## What you should do
Among the entries below, count each line holding the word "image". Write only the number.
|---|
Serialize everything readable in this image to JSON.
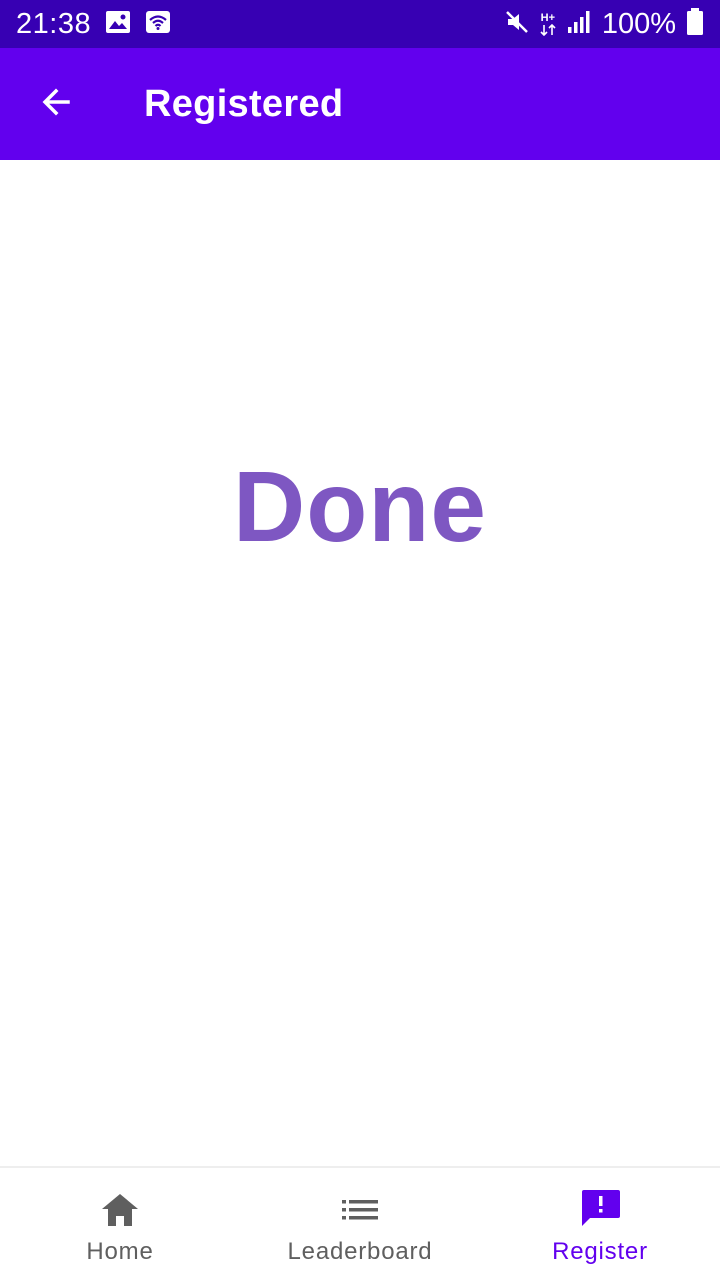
{
  "status_bar": {
    "time": "21:38",
    "battery_percent": "100%",
    "network_type": "H+",
    "icons": [
      "image-notification-icon",
      "wifi-icon",
      "mute-icon",
      "signal-icon",
      "battery-icon"
    ]
  },
  "app_bar": {
    "title": "Registered",
    "back_icon": "arrow-back-icon"
  },
  "main": {
    "message": "Done"
  },
  "bottom_nav": {
    "items": [
      {
        "label": "Home",
        "icon": "home-icon",
        "active": false
      },
      {
        "label": "Leaderboard",
        "icon": "list-icon",
        "active": false
      },
      {
        "label": "Register",
        "icon": "feedback-icon",
        "active": true
      }
    ]
  },
  "colors": {
    "status_bar": "#3700B3",
    "app_bar": "#6200EE",
    "done_text": "#7E57C2",
    "nav_active": "#6200EE",
    "nav_inactive": "#5f5f5f"
  }
}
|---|
## Written response
2